Pete Smith

Defensive tackle Pete Smith and No. 2 UMHB host No. 14 Trinity today in the first round of the NCAA Division III playoffs.

BELTON — Referring to someone who tips the scales at 260 pounds as light isn’t entirely accurate. For Mary Hardin-Baylor defensive tackle Pete Smith, though, playing in the trenches at that weight has been an entirely new experience.

“I was nervous about how I would be able to play at this weight in college and not get pushed around,” said the 6-foot-2 senior, who shed about 55 pounds. “The first couple of weeks of practice, it was tough. As good as our offensive linemen are, they were moving me around and it was getting in my head. That’s one of the reasons I didn’t have great games at first. I decided I had to get it together.”

Smith indeed got it together and put to rest any concerns about being able to hold his own against larger offensive linemen. Utilizing techniques that maximize his skill set of quickness, agility and strength, he ranks seventh on the teams in tackles (26), fourth in tackles for losses (6½) and third in sacks (2½) heading into today’s NCAA Division III first-round playoff game between No. 2 UMHB (10-0) and No. 14 Trinity (9-0) at Crusader Stadium.

“My first few years, I was about 315 pounds. I was bigger and wasn’t moving as well as I do now,” he said. “I wanted to get to 270 and be a healthy 270. I was training so hard and doing different things, though, and then I looked up and I was about 255 or 260. I was nervous about it because I’d never played at that weight.”

It wasn’t as if Smith hadn’t been productive at the heavier weight. He saw consistent time as a backup and even dabbled in playing along the offensive line for a bit as a sophomore, a transition a less-nimble defensive tackle couldn’t have made.

“Some of the offensive linemen were getting kind of banged up, and the coaches thought I could be the guy to fill in. I was honored and did it for a little bit,” he said. “It was pretty hard because it’s so different. I caught on pretty quick, though. My favorite thing was to pull and get to hit somebody.”

These days, Smith is focused only on hitting opposing ball carriers, and that suits him just fine.

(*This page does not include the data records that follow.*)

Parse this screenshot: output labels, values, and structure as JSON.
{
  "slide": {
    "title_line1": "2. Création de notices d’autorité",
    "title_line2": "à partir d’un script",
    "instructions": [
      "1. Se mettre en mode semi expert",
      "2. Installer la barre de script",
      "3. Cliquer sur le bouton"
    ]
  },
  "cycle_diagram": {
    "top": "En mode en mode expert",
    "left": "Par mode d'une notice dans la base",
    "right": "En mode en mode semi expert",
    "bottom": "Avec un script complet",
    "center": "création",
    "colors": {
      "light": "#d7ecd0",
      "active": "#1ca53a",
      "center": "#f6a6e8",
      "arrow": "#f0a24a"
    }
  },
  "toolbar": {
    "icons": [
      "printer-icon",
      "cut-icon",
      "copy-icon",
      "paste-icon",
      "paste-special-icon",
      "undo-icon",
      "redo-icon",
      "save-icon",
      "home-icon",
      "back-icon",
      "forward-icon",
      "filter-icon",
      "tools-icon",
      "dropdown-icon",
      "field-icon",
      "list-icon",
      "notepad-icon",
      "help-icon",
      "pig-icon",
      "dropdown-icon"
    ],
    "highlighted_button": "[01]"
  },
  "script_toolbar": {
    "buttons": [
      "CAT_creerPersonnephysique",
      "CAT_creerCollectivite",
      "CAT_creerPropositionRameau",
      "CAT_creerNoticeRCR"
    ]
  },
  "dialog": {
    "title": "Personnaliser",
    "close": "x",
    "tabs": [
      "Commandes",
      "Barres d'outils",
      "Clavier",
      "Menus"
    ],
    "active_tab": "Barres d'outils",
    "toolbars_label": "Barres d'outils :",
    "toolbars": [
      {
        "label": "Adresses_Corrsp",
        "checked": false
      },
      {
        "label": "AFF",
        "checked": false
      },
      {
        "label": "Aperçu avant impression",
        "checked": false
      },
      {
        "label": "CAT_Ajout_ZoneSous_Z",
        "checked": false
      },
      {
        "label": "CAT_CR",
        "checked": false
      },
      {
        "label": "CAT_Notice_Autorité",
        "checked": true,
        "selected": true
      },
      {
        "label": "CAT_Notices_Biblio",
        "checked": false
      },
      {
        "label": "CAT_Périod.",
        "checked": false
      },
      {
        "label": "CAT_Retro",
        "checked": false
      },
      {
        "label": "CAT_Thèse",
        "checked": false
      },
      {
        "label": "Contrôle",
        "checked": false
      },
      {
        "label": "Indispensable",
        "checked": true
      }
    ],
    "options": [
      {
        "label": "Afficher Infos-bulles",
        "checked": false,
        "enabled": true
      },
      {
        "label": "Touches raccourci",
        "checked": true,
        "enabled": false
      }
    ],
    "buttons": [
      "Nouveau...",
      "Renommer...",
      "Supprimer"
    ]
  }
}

“My technique has gotten way better now than it was when I weighed 315,” he said. “You have to use leverage and use your hands and make sure your feet are in the ground or else you’re going to get blown off the ball.

“On the D-line, we just have to trust what the coaches are saying and the techniques that they taught us. We still have improvements we can make. That’s scary to know that we’ve done something right to get to here, and we can still play better.”

And when the final whistle blows and Saturday afternoons turn to evenings, Smith doesn’t shy away from eating the meal of his choice. After all, he knows what he needs to do to keep his weight at an even keel.

“I’m still able to eat what I want, but my calorie intake is less. I used to eat a lot and not worry about it because I wouldn’t get bigger than 310 or 315 because of football and workouts,” he said. “All I’ve done now is cut out snacking when I’m up late at night and small things like that.

“People ask me, ‘How did you lose all of that weight?’ I honestly just worked out and stopped eating so much.”

Opposing offenses have been the worse for it ever since.